||You Jewish Partisan||Josh Waletzky||1:58||€0.99||View In iTunes|
||Lead Printing Plates||Irena Klepfisz||1:48||€0.99||View In iTunes|
||Itzik Vitnberg||Henry Sapoznik||2:24||€0.99||View In iTunes|
||Quiet, Quiet||Adrienne Cooper||3:25||€0.99||View In iTunes|
||Dugout||Michael Alpert||2:14||€0.99||View In iTunes|
||It's One, Two, Three||Henry Sapoznik||2:21||€0.99||View In iTunes|
||The Girl from the Forest||Irena Klepfisz||2:04||€0.99||View In iTunes|
||A Quiet Night||Josh Waletzky||3:04||€0.99||View In iTunes|
||Never Say||Adrienne Cooper, Henry Sapoznik, Irena Klepfisz, Jeff Shandler, Lauren Brody & Michael Alpert||3:20||€0.99||View In iTunes|
This collection of songs stems from the partisans (defiant freedom fighters) around the Vilna ghetto and woodlands in eastern Poland during World War II (though performed more recently for this album). The songs deal with the sorrows of occupation, of the then-contemporary murders, of life in a ghetto.

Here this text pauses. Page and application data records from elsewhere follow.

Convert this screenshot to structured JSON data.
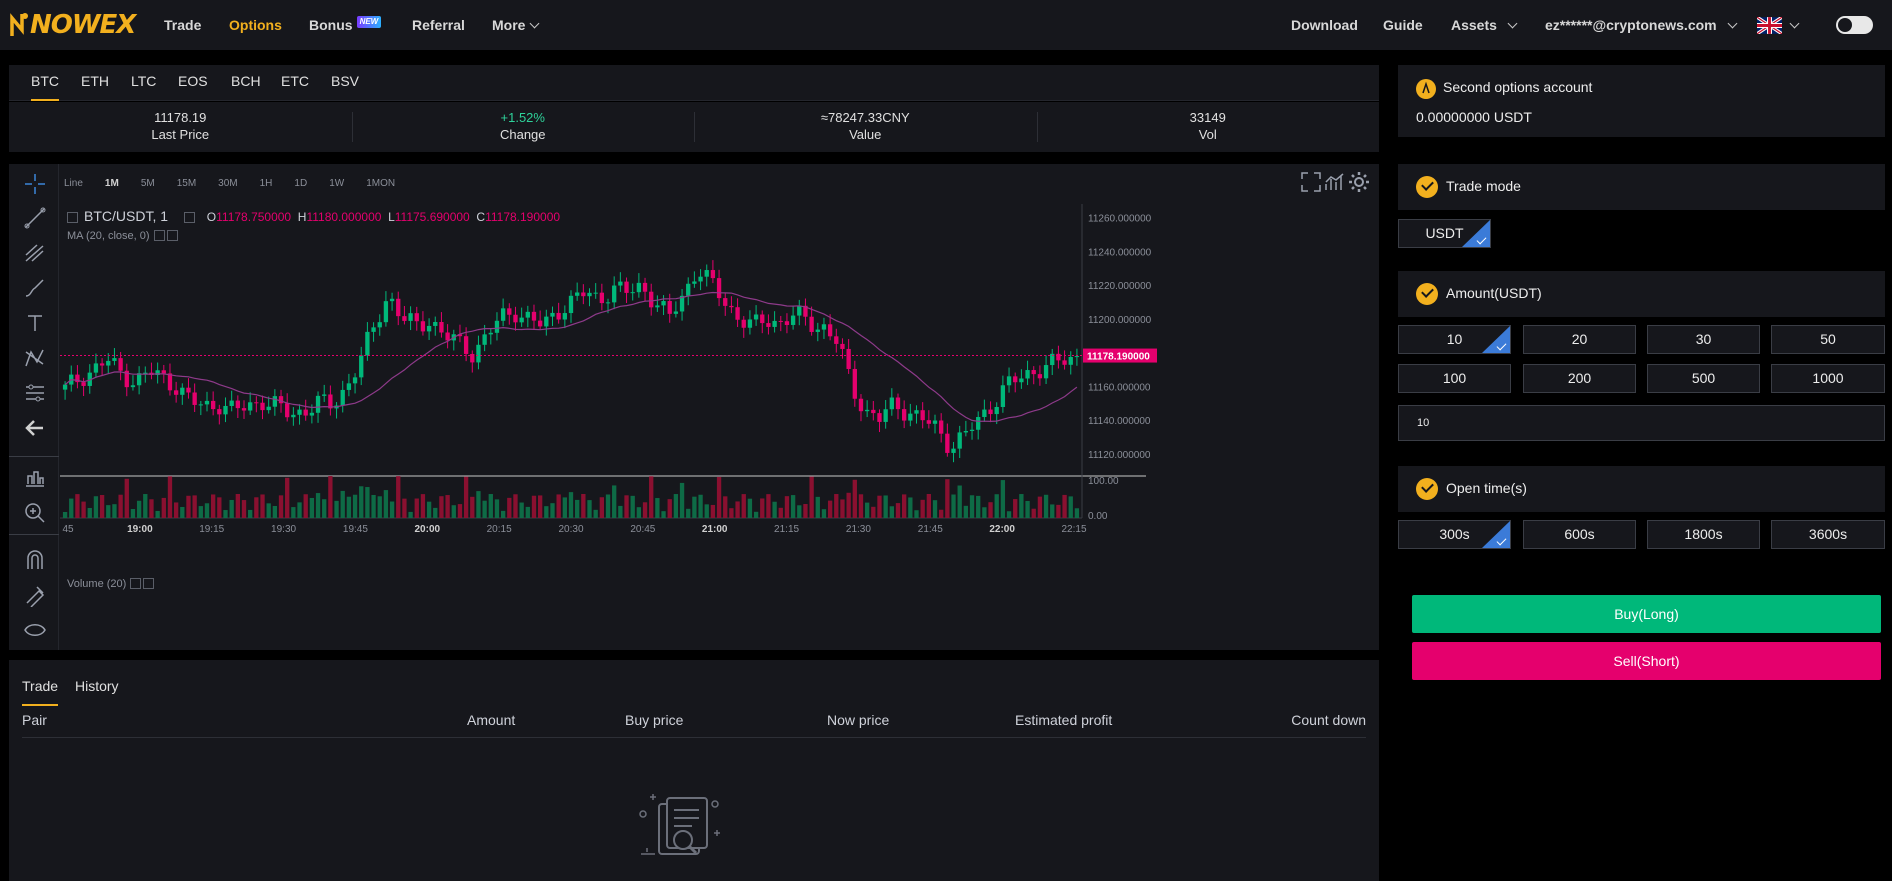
{
  "nav": {
    "logo": "NOWEX",
    "items": [
      {
        "label": "Trade",
        "name": "nav-trade"
      },
      {
        "label": "Options",
        "name": "nav-options"
      },
      {
        "label": "Bonus",
        "name": "nav-bonus"
      },
      {
        "label": "Referral",
        "name": "nav-referral"
      },
      {
        "label": "More",
        "name": "nav-more"
      }
    ],
    "bonus_badge": "NEW",
    "right": {
      "download": "Download",
      "guide": "Guide",
      "assets": "Assets",
      "account": "ez******@cryptonews.com"
    }
  },
  "coins": [
    "BTC",
    "ETH",
    "LTC",
    "EOS",
    "BCH",
    "ETC",
    "BSV"
  ],
  "stats": [
    {
      "value": "11178.19",
      "label": "Last Price"
    },
    {
      "value": "+1.52%",
      "label": "Change"
    },
    {
      "value": "≈78247.33CNY",
      "label": "Value"
    },
    {
      "value": "33149",
      "label": "Vol"
    }
  ],
  "chart": {
    "timeframes": [
      "Line",
      "1M",
      "5M",
      "15M",
      "30M",
      "1H",
      "1D",
      "1W",
      "1MON"
    ],
    "symbol": "BTC/USDT, 1",
    "o": "11178.750000",
    "h": "11180.000000",
    "l": "11175.690000",
    "c": "11178.190000",
    "ma_label": "MA (20, close, 0)",
    "volume_label": "Volume (20)"
  },
  "chart_data": {
    "type": "candlestick",
    "title": "BTC/USDT, 1",
    "x_ticks": [
      "45",
      "19:00",
      "19:15",
      "19:30",
      "19:45",
      "20:00",
      "20:15",
      "20:30",
      "20:45",
      "21:00",
      "21:15",
      "21:30",
      "21:45",
      "22:00",
      "22:15"
    ],
    "y_ticks": [
      "11260.000000",
      "11240.000000",
      "11220.000000",
      "11200.000000",
      "11180.000000",
      "11160.000000",
      "11140.000000",
      "11120.000000"
    ],
    "ylim": [
      11108,
      11268
    ],
    "last_price": "11178.190000",
    "last_price_value": 11178.19,
    "volume_ticks": [
      "100.00",
      "0.00"
    ],
    "close_path": [
      11158,
      11165,
      11170,
      11175,
      11168,
      11163,
      11168,
      11165,
      11160,
      11150,
      11148,
      11150,
      11145,
      11148,
      11152,
      11148,
      11143,
      11146,
      11150,
      11148,
      11160,
      11175,
      11195,
      11215,
      11200,
      11195,
      11200,
      11190,
      11185,
      11180,
      11190,
      11200,
      11205,
      11200,
      11195,
      11205,
      11210,
      11215,
      11212,
      11218,
      11215,
      11220,
      11210,
      11200,
      11215,
      11230,
      11220,
      11210,
      11200,
      11195,
      11200,
      11198,
      11202,
      11198,
      11195,
      11185,
      11160,
      11145,
      11140,
      11150,
      11145,
      11140,
      11135,
      11125,
      11130,
      11140,
      11150,
      11160,
      11165,
      11170,
      11172,
      11175,
      11178
    ]
  },
  "bottom": {
    "tabs": [
      "Trade",
      "History"
    ],
    "columns": [
      "Pair",
      "Amount",
      "Buy price",
      "Now price",
      "Estimated profit",
      "Count down"
    ]
  },
  "right": {
    "account_title": "Second options account",
    "balance": "0.00000000 USDT",
    "trade_mode_title": "Trade mode",
    "trade_mode_value": "USDT",
    "amount_title": "Amount(USDT)",
    "amounts": [
      "10",
      "20",
      "30",
      "50",
      "100",
      "200",
      "500",
      "1000"
    ],
    "amount_input": "10",
    "open_time_title": "Open time(s)",
    "open_times": [
      "300s",
      "600s",
      "1800s",
      "3600s"
    ],
    "buy_label": "Buy(Long)",
    "sell_label": "Sell(Short)"
  },
  "colors": {
    "accent": "#f2b01e",
    "up": "#00b87a",
    "down": "#e5006d",
    "panel": "#16171c"
  }
}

They deal with everyday issues in a sense of escapism from what was not the everyday. They deal with the armed resistance movement fighting the Nazis sporadically in the forests, often alongside Russians working toward similar ends. The origins of specific songs range from theater productions within the ghetto to military marches to folk songs. Tying them together, however, is a constant sense of defiance. Whether overt as in the armed partisan marches, or covert as in the theater production pieces, there is a defiance of the authorities and of the times. There is also a sense of hope implanted within the otherwise often depressing works, in the chord structures somewhat, but more importantly within the lyrics, with references to the awaited dawn from the Kingdom of Night. The musical performance on the album leaves something to be desired, but the goal of the album in preservation of the culture and an important movement at an important time is served exceptionally nonetheless. For those interested solely in the music, this album should perhaps be avoided. For those interested in Eastern European Jewry of the time, and the culture in general, it may prove a powerful album.